Segment Open
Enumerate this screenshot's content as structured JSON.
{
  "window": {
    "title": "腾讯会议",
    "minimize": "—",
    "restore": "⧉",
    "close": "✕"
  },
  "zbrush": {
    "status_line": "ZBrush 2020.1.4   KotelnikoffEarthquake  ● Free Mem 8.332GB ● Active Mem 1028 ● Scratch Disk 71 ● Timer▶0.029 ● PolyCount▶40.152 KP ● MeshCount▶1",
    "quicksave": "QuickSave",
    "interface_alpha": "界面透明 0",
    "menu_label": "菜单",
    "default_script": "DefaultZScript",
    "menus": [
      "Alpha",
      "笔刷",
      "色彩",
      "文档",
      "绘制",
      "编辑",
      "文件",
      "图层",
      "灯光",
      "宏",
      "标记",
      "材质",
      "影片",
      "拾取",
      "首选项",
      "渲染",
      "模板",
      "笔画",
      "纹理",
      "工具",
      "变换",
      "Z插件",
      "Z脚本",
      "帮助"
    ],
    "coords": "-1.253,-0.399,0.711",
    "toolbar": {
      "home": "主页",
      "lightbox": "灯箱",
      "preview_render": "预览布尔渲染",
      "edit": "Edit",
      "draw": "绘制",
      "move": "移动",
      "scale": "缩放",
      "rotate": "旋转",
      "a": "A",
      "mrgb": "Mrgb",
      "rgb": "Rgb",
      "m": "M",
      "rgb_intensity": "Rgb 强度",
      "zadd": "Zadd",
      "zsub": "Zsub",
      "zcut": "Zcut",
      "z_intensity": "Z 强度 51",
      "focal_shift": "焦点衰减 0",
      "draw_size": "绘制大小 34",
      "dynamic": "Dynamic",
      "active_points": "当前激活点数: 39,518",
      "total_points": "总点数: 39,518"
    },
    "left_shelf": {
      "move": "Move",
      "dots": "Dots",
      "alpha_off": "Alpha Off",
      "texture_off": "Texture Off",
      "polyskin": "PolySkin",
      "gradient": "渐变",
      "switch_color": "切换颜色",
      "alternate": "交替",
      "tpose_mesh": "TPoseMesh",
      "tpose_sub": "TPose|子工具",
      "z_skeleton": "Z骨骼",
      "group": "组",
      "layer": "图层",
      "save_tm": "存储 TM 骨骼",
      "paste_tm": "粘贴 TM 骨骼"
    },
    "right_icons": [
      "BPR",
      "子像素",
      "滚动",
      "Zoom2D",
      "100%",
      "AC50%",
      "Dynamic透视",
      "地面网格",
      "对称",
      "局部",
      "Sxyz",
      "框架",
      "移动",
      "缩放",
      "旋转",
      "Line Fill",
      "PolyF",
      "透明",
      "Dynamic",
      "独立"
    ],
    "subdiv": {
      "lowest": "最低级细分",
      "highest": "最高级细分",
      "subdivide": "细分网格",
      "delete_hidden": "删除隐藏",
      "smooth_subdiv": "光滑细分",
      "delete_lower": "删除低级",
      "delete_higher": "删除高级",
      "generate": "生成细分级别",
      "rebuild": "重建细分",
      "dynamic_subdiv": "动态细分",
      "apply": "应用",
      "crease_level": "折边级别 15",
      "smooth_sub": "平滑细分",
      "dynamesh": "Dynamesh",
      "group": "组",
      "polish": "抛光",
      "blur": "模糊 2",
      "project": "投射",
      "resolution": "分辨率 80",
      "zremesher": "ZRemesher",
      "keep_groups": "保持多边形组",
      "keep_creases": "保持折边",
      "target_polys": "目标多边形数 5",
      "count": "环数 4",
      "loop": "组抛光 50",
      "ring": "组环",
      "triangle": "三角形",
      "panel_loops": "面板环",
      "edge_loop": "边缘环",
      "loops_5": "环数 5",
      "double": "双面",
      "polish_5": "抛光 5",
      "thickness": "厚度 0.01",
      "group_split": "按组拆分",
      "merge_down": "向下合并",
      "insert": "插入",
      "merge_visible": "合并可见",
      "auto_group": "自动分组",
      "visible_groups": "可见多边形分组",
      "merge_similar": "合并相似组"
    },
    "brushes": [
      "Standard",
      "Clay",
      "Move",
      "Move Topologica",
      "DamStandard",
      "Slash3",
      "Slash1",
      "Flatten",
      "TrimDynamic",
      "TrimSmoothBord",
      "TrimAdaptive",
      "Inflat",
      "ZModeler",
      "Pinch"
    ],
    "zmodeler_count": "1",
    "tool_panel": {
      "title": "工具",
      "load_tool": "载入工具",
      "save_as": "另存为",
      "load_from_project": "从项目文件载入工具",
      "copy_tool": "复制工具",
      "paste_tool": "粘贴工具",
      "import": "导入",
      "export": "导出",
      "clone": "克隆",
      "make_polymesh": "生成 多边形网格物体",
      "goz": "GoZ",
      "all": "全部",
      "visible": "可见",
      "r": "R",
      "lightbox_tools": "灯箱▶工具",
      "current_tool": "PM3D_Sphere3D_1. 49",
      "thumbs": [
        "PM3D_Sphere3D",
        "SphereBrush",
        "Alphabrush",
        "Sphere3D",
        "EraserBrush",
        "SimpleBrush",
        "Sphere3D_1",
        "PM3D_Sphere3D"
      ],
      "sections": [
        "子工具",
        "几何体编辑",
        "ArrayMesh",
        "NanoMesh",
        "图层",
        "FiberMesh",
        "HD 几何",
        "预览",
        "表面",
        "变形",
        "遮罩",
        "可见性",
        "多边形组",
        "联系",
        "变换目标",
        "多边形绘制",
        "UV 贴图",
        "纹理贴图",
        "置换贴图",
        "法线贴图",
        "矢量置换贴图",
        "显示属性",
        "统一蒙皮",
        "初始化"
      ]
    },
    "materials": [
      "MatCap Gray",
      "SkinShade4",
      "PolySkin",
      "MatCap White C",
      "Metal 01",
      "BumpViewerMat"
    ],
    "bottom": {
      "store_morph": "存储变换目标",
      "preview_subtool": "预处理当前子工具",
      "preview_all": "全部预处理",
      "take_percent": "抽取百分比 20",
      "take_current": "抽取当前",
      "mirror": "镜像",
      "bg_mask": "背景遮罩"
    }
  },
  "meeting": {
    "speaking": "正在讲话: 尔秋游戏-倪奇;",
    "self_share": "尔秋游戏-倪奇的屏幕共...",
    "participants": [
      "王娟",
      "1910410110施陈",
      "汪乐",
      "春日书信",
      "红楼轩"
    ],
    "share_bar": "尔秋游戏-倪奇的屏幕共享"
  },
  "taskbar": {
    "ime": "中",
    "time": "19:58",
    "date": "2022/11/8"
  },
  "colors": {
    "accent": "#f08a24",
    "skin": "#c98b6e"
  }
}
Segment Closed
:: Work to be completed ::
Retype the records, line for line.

:: Final answer ::
Enumerate this screenshot's content as structured JSON.
{
  "window": {
    "title": "腾讯会议",
    "minimize": "—",
    "restore": "⧉",
    "close": "✕"
  },
  "zbrush": {
    "status_line": "ZBrush 2020.1.4   KotelnikoffEarthquake  ● Free Mem 8.332GB ● Active Mem 1028 ● Scratch Disk 71 ● Timer▶0.029 ● PolyCount▶40.152 KP ● MeshCount▶1",
    "quicksave": "QuickSave",
    "interface_alpha": "界面透明 0",
    "menu_label": "菜单",
    "default_script": "DefaultZScript",
    "menus": [
      "Alpha",
      "笔刷",
      "色彩",
      "文档",
      "绘制",
      "编辑",
      "文件",
      "图层",
      "灯光",
      "宏",
      "标记",
      "材质",
      "影片",
      "拾取",
      "首选项",
      "渲染",
      "模板",
      "笔画",
      "纹理",
      "工具",
      "变换",
      "Z插件",
      "Z脚本",
      "帮助"
    ],
    "coords": "-1.253,-0.399,0.711",
    "toolbar": {
      "home": "主页",
      "lightbox": "灯箱",
      "preview_render": "预览布尔渲染",
      "edit": "Edit",
      "draw": "绘制",
      "move": "移动",
      "scale": "缩放",
      "rotate": "旋转",
      "a": "A",
      "mrgb": "Mrgb",
      "rgb": "Rgb",
      "m": "M",
      "rgb_intensity": "Rgb 强度",
      "zadd": "Zadd",
      "zsub": "Zsub",
      "zcut": "Zcut",
      "z_intensity": "Z 强度 51",
      "focal_shift": "焦点衰减 0",
      "draw_size": "绘制大小 34",
      "dynamic": "Dynamic",
      "active_points": "当前激活点数: 39,518",
      "total_points": "总点数: 39,518"
    },
    "left_shelf": {
      "move": "Move",
      "dots": "Dots",
      "alpha_off": "Alpha Off",
      "texture_off": "Texture Off",
      "polyskin": "PolySkin",
      "gradient": "渐变",
      "switch_color": "切换颜色",
      "alternate": "交替",
      "tpose_mesh": "TPoseMesh",
      "tpose_sub": "TPose|子工具",
      "z_skeleton": "Z骨骼",
      "group": "组",
      "layer": "图层",
      "save_tm": "存储 TM 骨骼",
      "paste_tm": "粘贴 TM 骨骼"
    },
    "right_icons": [
      "BPR",
      "子像素",
      "滚动",
      "Zoom2D",
      "100%",
      "AC50%",
      "Dynamic透视",
      "地面网格",
      "对称",
      "局部",
      "Sxyz",
      "框架",
      "移动",
      "缩放",
      "旋转",
      "Line Fill",
      "PolyF",
      "透明",
      "Dynamic",
      "独立"
    ],
    "subdiv": {
      "lowest": "最低级细分",
      "highest": "最高级细分",
      "subdivide": "细分网格",
      "delete_hidden": "删除隐藏",
      "smooth_subdiv": "光滑细分",
      "delete_lower": "删除低级",
      "delete_higher": "删除高级",
      "generate": "生成细分级别",
      "rebuild": "重建细分",
      "dynamic_subdiv": "动态细分",
      "apply": "应用",
      "crease_level": "折边级别 15",
      "smooth_sub": "平滑细分",
      "dynamesh": "Dynamesh",
      "group": "组",
      "polish": "抛光",
      "blur": "模糊 2",
      "project": "投射",
      "resolution": "分辨率 80",
      "zremesher": "ZRemesher",
      "keep_groups": "保持多边形组",
      "keep_creases": "保持折边",
      "target_polys": "目标多边形数 5",
      "count": "环数 4",
      "loop": "组抛光 50",
      "ring": "组环",
      "triangle": "三角形",
      "panel_loops": "面板环",
      "edge_loop": "边缘环",
      "loops_5": "环数 5",
      "double": "双面",
      "polish_5": "抛光 5",
      "thickness": "厚度 0.01",
      "group_split": "按组拆分",
      "merge_down": "向下合并",
      "insert": "插入",
      "merge_visible": "合并可见",
      "auto_group": "自动分组",
      "visible_groups": "可见多边形分组",
      "merge_similar": "合并相似组"
    },
    "brushes": [
      "Standard",
      "Clay",
      "Move",
      "Move Topologica",
      "DamStandard",
      "Slash3",
      "Slash1",
      "Flatten",
      "TrimDynamic",
      "TrimSmoothBord",
      "TrimAdaptive",
      "Inflat",
      "ZModeler",
      "Pinch"
    ],
    "zmodeler_count": "1",
    "tool_panel": {
      "title": "工具",
      "load_tool": "载入工具",
      "save_as": "另存为",
      "load_from_project": "从项目文件载入工具",
      "copy_tool": "复制工具",
      "paste_tool": "粘贴工具",
      "import": "导入",
      "export": "导出",
      "clone": "克隆",
      "make_polymesh": "生成 多边形网格物体",
      "goz": "GoZ",
      "all": "全部",
      "visible": "可见",
      "r": "R",
      "lightbox_tools": "灯箱▶工具",
      "current_tool": "PM3D_Sphere3D_1. 49",
      "thumbs": [
        "PM3D_Sphere3D",
        "SphereBrush",
        "Alphabrush",
        "Sphere3D",
        "EraserBrush",
        "SimpleBrush",
        "Sphere3D_1",
        "PM3D_Sphere3D"
      ],
      "sections": [
        "子工具",
        "几何体编辑",
        "ArrayMesh",
        "NanoMesh",
        "图层",
        "FiberMesh",
        "HD 几何",
        "预览",
        "表面",
        "变形",
        "遮罩",
        "可见性",
        "多边形组",
        "联系",
        "变换目标",
        "多边形绘制",
        "UV 贴图",
        "纹理贴图",
        "置换贴图",
        "法线贴图",
        "矢量置换贴图",
        "显示属性",
        "统一蒙皮",
        "初始化"
      ]
    },
    "materials": [
      "MatCap Gray",
      "SkinShade4",
      "PolySkin",
      "MatCap White C",
      "Metal 01",
      "BumpViewerMat"
    ],
    "bottom": {
      "store_morph": "存储变换目标",
      "preview_subtool": "预处理当前子工具",
      "preview_all": "全部预处理",
      "take_percent": "抽取百分比 20",
      "take_current": "抽取当前",
      "mirror": "镜像",
      "bg_mask": "背景遮罩"
    }
  },
  "meeting": {
    "speaking": "正在讲话: 尔秋游戏-倪奇;",
    "self_share": "尔秋游戏-倪奇的屏幕共...",
    "participants": [
      "王娟",
      "1910410110施陈",
      "汪乐",
      "春日书信",
      "红楼轩"
    ],
    "share_bar": "尔秋游戏-倪奇的屏幕共享"
  },
  "taskbar": {
    "ime": "中",
    "time": "19:58",
    "date": "2022/11/8"
  },
  "colors": {
    "accent": "#f08a24",
    "skin": "#c98b6e"
  }
}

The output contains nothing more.